RECORDED DATA Block Start

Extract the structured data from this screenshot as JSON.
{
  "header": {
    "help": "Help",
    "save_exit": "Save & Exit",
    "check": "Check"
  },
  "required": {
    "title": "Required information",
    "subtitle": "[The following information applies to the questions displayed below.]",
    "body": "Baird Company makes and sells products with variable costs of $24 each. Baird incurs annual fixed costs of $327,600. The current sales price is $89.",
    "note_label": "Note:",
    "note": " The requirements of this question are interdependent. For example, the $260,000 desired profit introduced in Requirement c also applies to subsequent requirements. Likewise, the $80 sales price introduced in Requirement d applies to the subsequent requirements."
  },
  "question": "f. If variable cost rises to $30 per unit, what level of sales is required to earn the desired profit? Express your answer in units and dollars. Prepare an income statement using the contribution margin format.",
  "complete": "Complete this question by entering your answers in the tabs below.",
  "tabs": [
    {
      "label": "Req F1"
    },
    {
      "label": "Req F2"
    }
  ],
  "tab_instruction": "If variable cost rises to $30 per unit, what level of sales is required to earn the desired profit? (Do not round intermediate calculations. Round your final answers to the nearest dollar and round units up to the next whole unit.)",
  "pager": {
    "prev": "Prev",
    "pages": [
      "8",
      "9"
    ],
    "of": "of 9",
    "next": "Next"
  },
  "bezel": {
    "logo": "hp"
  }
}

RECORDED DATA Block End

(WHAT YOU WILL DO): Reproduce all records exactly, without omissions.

(ANSWER SECTION):
Extract the structured data from this screenshot as JSON.
{
  "header": {
    "help": "Help",
    "save_exit": "Save & Exit",
    "check": "Check"
  },
  "required": {
    "title": "Required information",
    "subtitle": "[The following information applies to the questions displayed below.]",
    "body": "Baird Company makes and sells products with variable costs of $24 each. Baird incurs annual fixed costs of $327,600. The current sales price is $89.",
    "note_label": "Note:",
    "note": " The requirements of this question are interdependent. For example, the $260,000 desired profit introduced in Requirement c also applies to subsequent requirements. Likewise, the $80 sales price introduced in Requirement d applies to the subsequent requirements."
  },
  "question": "f. If variable cost rises to $30 per unit, what level of sales is required to earn the desired profit? Express your answer in units and dollars. Prepare an income statement using the contribution margin format.",
  "complete": "Complete this question by entering your answers in the tabs below.",
  "tabs": [
    {
      "label": "Req F1"
    },
    {
      "label": "Req F2"
    }
  ],
  "tab_instruction": "If variable cost rises to $30 per unit, what level of sales is required to earn the desired profit? (Do not round intermediate calculations. Round your final answers to the nearest dollar and round units up to the next whole unit.)",
  "pager": {
    "prev": "Prev",
    "pages": [
      "8",
      "9"
    ],
    "of": "of 9",
    "next": "Next"
  },
  "bezel": {
    "logo": "hp"
  }
}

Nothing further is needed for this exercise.